"When he has good tempo and balance, he shoots pretty well," Bulls head coach Fred Hoiberg said, per the Chicago Tribune's K.C. Johnson. "But I've really loved what he's given us with that first group because of his toughness and physicality on the defensive end and his ability to push the ball as a facilitator on offense."
Although Nwaba's incomplete scoring resume will dissuade over-the-top sales pitches, it shouldn't deter the Atlanta Hawks. They have money to burn and need another wing capable of splitting time with Taurean Prince against the toughest assignments.
DeAndre' Bembry isn't strong enough to soak up those responsibilities with regularity. Kent Bazemore, when healthy, often does the trick, but he turns 29 in July. He won't finish his contract—which has two years and $37.4 million left on it—in Atlanta.
Stomaching Nwaba's offensive shortcomings won't be a problem if he's pulling his weight on defense. The Hawks can use him as a cutter, moderate-usage spot-up shooter and pace-pusher off rebounds until he's ready for a more expansive on-ball role.
And in the event he's never ready, well, a cross-position stopper with finite offensive tools still has a place in a league enamored with the former.
Fred VanVleet, Toronto Raptors
Free-Agency Status: Restricted
2017-18 Per-Game Stats: 8.3 points, 2.5 rebounds, 3.2 assists, 0.9 steals, 0.3 blocks, 41.8 percent shooting
Best Fit: Charlotte Hornets
Generating offense without Kemba Walker on the court has been a season-long struggle for the Charlotte Hornets. This issue won't vanish over the offseason.
Indeed, the Hornets have had an easier time in recent weeks, posting a respectable 105.6 offensive rating during the minutes Walker spends on the bench since Feb. 1. But this uptick comes amid a favorable schedule, still includes a substantive drop-off and, most critically, can hardly be counted on to last.
Finding a reliable stopgap to ferry the offense in Walker's absence must top the Hornets' offseason to-do list—provided they're not cannonballing into a rebuild. And with nothing more than some portion of the mid-level exception to peddle, they'll have to be methodical about whom they target.

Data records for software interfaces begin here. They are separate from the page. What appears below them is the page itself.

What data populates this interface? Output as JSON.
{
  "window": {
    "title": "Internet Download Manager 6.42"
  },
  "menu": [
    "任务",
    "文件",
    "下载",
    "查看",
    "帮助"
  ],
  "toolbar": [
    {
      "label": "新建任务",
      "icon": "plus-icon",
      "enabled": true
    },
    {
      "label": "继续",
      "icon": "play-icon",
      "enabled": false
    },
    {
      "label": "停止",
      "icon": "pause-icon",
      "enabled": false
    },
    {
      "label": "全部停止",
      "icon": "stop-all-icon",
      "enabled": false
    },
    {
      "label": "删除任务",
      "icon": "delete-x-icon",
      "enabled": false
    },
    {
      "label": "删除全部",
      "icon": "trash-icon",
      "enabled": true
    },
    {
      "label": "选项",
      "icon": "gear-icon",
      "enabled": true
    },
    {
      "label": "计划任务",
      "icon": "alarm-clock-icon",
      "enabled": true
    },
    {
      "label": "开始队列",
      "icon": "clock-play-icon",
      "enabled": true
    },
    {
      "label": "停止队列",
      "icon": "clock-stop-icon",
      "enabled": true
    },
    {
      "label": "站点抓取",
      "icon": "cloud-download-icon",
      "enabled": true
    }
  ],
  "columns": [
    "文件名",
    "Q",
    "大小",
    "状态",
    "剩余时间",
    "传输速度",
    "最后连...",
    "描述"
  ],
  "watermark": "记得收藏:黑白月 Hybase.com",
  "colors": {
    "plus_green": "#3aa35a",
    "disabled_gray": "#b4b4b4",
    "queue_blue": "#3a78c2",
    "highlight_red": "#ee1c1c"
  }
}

Fred VanVleet is the rare restricted free agent they might be able to poach. The point guard market isn't brimming with meaningful additions, which makes him a commodity. But the league isn't flush with opening gigs either.
Pretty much all of VanVleet's admirers will be looking at him as a second-unit lifeline. That opens the door for those with mid-level money—exponentially so considering the Raptors, who have the right to match any offer he receives, will be up against the luxury tax before accounting for his next deal.
Charlotte shouldn't waste any time phoning VanVleet when the new league year begins July 1. Toronto is outscoring opponents by 14 points per 100 possessions when he plays without Kyle Lowry and DeMar DeRozan. The offense suffers when he's stripped of Delon Wright as a backcourt partner as well, but VanVleet continues to headline strong defensive units even then.
Running solo with the Hornets would be different. They don't enjoy as much depth. But the elbow grease VanVleet spills on defense is not personnel-dependent. He is one of the best pick-and-roll ball-handler harassers in the league, blasting through and getting over screens with the physicality and ease of someone much bigger than 6'0".
Sticking him beside other playmakers isn't an issue. Toronto has primed him for off-ball duty. More than one-third of his shot attempts are coming as standalone threes, and he's burying comfortably more than 42 percent of them.
Only seven players who qualify as point guards own higher RPMs on the season. Seven. That's it. In any other summer, VanVleet would be well outside the Hornets' grasp.
Fortunately for them—insofar as delaying an inevitable, much-needed rebuild can be fortunate—this won't just be any other summer.